Read More

Old man goes to hear an old man sing

A sweet warm fall night, Sunday in New York, and my love and I stood outdoors with friends who, like us, had caught Paul Simon’s farewell show and were still in awe of it, a 76-year-old singer in peak form for two and one-half hours nonstop with his eminent folk orchestra. John Keats died at 25, Shelley at 29. Stephen Crane was 28. Franz Schubert was 31, and each of them had his triumphs, but Simon sustained a career as an adventurous artist and creator who touched millions of people and whose lyrics held up very well in a crowded marketplace.

Read More

Old man in his pew among the Piskies

A whole string of perfect summery September days and we sit outdoors eating our broiled fish and cucumber salad and the last of the sweet corn crop while looking at news of people stranded in flooded towns in North Carolina, unable to evacuate because they are caring for an elderly bedridden relative. They stand on their porch, surrounded by filthy floodwater, waiting for rescue, and meanwhile we pass a bottle of Pouilly-Fuissé and look forward to ice cream.

This is why a man goes to church, to give thanks for blessings and to pray for the afflicted, while contemplating the imbalance, us on the terrace, them on the porch. And to write out a check for flood relief.

Read More

Old man spends Sunday among Lutherans

Back when I did a radio show in Minnesota, I liked to make fun of Lutherans for their lumbering earnestness, their obsessive moderation, their dread of giving offense. I felt obliged to make fun of them because they were the heart of my audience, but now that I’m old and out of the way, I feel obliged to do penance, and so last weekend I traveled to Bayfield, Wisconsin, to speak at an old Norwegian church, Bethesda Lutheran, celebrating its 125th anniversary there on the shore of Lake Superior. I was not paid to do this but I was offered coffee and doughnuts.

Read More

Old man alone on Labor Day weekend

Our long steamy dreamy summer is coming to an end and it’s time to stop fruiting around and make something of ourselves. You know it and I know it. All those days in the 90s when we skipped our brisk walk and turned up the AC and sat around Googling penguins, Szechuan, engine, honorable mention, H.L. Mencken.

Read More

A man watching his own heartbeat

I lay on a couch at a clinic last week, watching my echocardiogram on a screen, and made a firm resolution, the tenth or twelfth in the past couple years, to buckle down and tend to business, fight off distraction and focus on the immediate task, walk briskly half an hour a day, eat green leafy vegetables, drink more liquids, and finish the projects I’ve been working on for years. Seeing your heartbeat is a profound moment.
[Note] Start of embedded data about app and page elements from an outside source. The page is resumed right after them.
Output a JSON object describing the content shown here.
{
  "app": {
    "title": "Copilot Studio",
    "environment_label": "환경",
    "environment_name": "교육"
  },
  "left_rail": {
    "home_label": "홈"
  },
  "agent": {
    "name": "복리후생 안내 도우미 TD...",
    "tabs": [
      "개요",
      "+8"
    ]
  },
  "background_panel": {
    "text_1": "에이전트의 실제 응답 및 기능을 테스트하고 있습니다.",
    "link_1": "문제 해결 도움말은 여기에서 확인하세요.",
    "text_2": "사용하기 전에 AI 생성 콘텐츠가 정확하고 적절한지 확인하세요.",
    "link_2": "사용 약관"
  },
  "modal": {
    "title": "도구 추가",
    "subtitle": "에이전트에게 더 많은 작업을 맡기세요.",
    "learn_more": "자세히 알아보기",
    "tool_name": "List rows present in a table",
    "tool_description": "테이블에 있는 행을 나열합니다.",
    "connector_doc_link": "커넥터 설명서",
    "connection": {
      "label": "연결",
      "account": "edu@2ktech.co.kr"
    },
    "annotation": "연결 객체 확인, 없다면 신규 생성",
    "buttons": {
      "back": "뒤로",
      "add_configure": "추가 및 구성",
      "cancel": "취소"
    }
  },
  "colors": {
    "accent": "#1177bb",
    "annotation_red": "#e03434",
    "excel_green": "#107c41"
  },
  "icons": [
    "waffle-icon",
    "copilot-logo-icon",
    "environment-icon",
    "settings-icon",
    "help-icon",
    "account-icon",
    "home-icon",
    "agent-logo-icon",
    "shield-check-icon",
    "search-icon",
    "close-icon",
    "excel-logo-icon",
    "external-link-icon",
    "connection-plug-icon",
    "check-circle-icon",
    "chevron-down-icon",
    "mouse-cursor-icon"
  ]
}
Read More

Old man in the grandstand, talking

I drove through a Minnesota monsoon last week — in the midst of cornfields, sheets of rain so heavy that cars pulled off the road — in other words, a beautiful summer storm, of which we’ve had several this year, as a result of which we are not burning, as other states are. Life is unjust, we do not deserve our good fortune, and so it behooves us to be quiet about it.

Read More

My weekend in Manhattan: a memoir

A string of blazing summer days in New York City and after the sun went down, perfect summer nights, diners in sidewalk cafes along Columbus Avenue, dogs walking their owners, and my wife walking me. “You need to get out and move around,” she says. “It’s not healthy to sit at a desk all day.” And she is right. I am stuck on a memoir I’m writing, pondering the wrong turns of my early years. How much do you want to know? Are you sure?

Read More

Two options for staying in touch:

  • Subscribe to the “Garrison Keillor” list to receive a weekly email including his latest column, excerpts from Garrison’s books, news about upcoming shows and projects, plus links to performances, TWA & APHC merchandise, and poetry features.
  • Subscribe to “The Writer’s Almanac” list to receive a DAILY email that includes the classic “on this day in history” section, a poem, and a link to listen to that day’s episode.

Prairie Home Productions News


Get In Touch
Send Message